his decision. Although he had never driven a dragster previously,
Friedman had the right attitude and mindset, and Bruce felt confident that
he could do the job. And so, the Wheeler Dealer "team" was set ...
Al proved Bruce's intuition to be right
on the money, and demonstrated this beyond a doubt in his first ride down
a drag strip in a dragster, at California's Irwindale Raceway, New Years
Day, 1967. In his first-ever pass, Al launched hard, like he'd been doing
it all his life, smoking the car's tires like a pro. Shutting off very
early, he coasted across the finish line with a nine-second elapsed time!
Later, in March 1967, Al would be granted
his Top Fuel competition license during the Wheeler Dealer's debut appearance
at Maryland's Capitol Raceway. For the next year Bruce's team would run
the Dealer as often as there were races to compete at. During this time
they could be found at drag strips across the country, frequently racing
in their 'backyard,' at Capitol Raceway and Cecil County Dragway, Maryland,
but also at tracks in New Jersey, New York, Pennsylvania, Maine, Virginia,
Tennessee, Ohio, Indiana, Oklahoma, Texas and California.
The Dealer was very successful at many
local and regional races, with an excellent win/lose record, but it always
seemed to have more than its share of problems when competing at National
Despite this, the Wheeler Dealer did manage
to get the attention of drag racing's elite, when, at the fabled 1967 U.
S. Professional Dragster Championship, held in mid-July at LIONS Drag Strip,
in Long Beach, California, Friedman piloted the Dealer to the #1 qualifying
position. In doing so he topped a huge field of 64 cars, among them the
very best in the land. And, his top qualifying time of 7.08-seconds, at

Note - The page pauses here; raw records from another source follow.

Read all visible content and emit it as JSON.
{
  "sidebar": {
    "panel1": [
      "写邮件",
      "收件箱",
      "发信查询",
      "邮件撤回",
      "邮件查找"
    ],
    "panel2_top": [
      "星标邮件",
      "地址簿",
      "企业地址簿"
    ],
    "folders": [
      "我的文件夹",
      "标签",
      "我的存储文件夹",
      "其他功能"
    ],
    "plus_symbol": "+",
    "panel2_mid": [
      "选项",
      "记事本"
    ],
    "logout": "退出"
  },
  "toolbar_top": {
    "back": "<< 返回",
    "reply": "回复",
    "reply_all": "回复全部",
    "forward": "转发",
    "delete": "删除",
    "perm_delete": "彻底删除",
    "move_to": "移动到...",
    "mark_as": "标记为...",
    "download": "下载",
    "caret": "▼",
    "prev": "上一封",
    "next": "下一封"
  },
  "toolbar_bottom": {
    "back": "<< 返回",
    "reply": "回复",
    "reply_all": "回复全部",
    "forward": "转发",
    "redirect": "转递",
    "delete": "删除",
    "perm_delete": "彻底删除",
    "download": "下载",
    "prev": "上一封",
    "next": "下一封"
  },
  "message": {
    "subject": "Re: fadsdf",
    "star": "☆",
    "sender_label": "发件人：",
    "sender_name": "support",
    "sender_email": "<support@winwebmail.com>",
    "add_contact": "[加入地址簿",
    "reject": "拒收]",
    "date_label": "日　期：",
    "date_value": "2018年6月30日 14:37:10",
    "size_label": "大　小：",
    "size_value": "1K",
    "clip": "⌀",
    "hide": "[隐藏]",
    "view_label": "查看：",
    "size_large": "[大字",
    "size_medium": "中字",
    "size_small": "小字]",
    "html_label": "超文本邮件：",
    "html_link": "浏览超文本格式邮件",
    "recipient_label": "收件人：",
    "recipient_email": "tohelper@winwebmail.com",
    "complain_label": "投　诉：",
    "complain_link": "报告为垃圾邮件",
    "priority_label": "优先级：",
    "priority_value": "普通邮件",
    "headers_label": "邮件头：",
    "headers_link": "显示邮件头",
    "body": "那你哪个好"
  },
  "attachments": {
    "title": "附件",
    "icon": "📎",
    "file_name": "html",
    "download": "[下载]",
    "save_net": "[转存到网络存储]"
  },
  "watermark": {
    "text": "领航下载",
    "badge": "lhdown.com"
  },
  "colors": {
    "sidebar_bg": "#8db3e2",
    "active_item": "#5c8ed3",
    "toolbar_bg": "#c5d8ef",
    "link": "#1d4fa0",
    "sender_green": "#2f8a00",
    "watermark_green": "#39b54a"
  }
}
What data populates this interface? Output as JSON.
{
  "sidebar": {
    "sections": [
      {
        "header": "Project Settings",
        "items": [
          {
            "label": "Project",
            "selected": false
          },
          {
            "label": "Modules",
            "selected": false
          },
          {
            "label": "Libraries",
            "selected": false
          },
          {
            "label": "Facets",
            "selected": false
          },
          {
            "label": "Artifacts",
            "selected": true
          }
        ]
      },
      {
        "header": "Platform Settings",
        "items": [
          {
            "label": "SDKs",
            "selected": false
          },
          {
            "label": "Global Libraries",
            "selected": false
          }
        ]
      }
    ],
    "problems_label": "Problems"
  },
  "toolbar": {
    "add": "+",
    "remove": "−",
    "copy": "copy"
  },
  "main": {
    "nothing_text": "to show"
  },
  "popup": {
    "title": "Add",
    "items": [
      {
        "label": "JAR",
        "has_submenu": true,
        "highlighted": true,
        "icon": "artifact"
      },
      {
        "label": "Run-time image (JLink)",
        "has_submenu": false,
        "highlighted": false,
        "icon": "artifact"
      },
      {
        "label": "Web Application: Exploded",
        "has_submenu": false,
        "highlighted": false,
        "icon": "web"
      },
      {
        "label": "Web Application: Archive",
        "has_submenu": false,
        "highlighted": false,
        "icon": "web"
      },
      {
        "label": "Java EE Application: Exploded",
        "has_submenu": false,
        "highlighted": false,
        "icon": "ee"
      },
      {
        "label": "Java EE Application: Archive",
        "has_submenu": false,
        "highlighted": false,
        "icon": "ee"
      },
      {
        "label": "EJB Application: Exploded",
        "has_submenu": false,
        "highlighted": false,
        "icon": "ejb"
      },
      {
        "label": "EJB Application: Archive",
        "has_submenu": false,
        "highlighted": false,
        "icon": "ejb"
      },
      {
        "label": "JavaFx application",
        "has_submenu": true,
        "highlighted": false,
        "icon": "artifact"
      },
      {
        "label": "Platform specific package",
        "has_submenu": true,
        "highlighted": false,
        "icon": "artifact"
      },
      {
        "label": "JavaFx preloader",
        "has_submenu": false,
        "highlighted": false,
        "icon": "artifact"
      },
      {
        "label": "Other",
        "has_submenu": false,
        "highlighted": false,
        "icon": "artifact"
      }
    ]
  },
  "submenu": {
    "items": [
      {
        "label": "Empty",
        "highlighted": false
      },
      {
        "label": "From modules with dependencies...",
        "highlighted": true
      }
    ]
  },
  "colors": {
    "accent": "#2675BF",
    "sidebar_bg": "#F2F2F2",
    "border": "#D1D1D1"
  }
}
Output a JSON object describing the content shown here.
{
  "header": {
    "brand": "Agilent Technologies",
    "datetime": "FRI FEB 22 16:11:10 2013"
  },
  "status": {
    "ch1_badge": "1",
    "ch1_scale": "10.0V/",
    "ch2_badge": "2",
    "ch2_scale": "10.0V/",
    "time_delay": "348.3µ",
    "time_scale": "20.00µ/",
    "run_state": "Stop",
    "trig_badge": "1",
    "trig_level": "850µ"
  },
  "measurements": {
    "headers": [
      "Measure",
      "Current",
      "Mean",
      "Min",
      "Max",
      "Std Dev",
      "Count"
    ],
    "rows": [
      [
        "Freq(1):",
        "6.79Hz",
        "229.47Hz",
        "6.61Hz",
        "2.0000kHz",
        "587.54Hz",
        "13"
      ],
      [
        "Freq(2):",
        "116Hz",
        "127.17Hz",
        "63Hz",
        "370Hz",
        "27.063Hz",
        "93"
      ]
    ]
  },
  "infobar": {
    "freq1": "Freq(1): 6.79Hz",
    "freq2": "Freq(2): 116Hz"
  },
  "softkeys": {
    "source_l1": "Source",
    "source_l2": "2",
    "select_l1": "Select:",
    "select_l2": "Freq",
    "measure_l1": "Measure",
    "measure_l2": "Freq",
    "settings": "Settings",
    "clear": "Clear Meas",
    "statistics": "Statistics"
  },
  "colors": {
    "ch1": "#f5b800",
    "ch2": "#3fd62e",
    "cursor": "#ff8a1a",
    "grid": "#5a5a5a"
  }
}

225-flat, also bettered the existing LIONS track records. In round one
at that event the Dealer won the race, and bettered its qualifying ET with
a solid 7.06, but at the expense of a wasted supercharger. Unfortunately,
Friedman found himself a loser in the next round, the victim of a 'gear
lube bath' resulting from a loose end plate on the replacement blower.
The second round loss notwithstanding, the entire Wheeler Dealer crew glowed
with pride at their accomplishments during that Saturday night at The Beach!
And, rightfully so...
Later that season, at the 13th U. S. Nationals,
held Labor Day weekend at Indianapolis Raceway Park, Friedman drove the
Dealer to 'Top Speed of the Meet' honors, turning a fast 223.88 MPH, with
a best-ever ET of 6.83-seconds. However, this occurred during another first
round loss, via the 'big red eye', to the highly regarded Don 'The Snake'
Less than a month later, while racing at
NASCAR's '67 Points Finals meet, held at Atco Dragway, New Jersey, Friedman
found himself on the losing end one more time. The difference this time
was that the Dealer lost while turning another outstanding 6-second pass,
against the popular K&G Speed Shop 'Frantic Fueler', becoming one of
the first cars ever to lose a race while running in the sixes. To top it
off, the Dealer experienced its singular most devastating engine explosion
on that pass. In the final analysis, it was determined that there was little
to be salvaged from the mess that had been created, short of the motor's
headers and valve covers!
It should be mentioned now that Al's proudest
moment, while driving for Bruce, was when he was notified that Drag Racing
Magazine had named him their '1967 Rookie of the Year', a fitting acknowledgment
for this talented young man.
The 1968 drag racing season got underway
for the Dealer with an appearance at California's Orange County International
Raceway, for the winter PDA race early that March. And although the Dealer
suffered another first round defeat, to the Ramchargers top fueler, the
Wheeler-Friedman-Burgess team took home the trophy for 'Best Appearing
Crew', awarded for the team's spiffy Las Vegas gaming dealers-theme uniforms.
It was at about that time that Al received
some personal 'bad news' in the form of a letter that began 'Greetings...'
It appeared that Uncle Sam was requesting his presence at an Army basic
training camp, thereby putting an end to his tenure as the Wheeler Dealer's
With Al suddenly out of the picture, Bruce
arranged to have his vacancy filled by one Mr. "Bub" Reese, an experienced
driver/tuner who was highly regarded on the Eastern fuel dragsters circuit.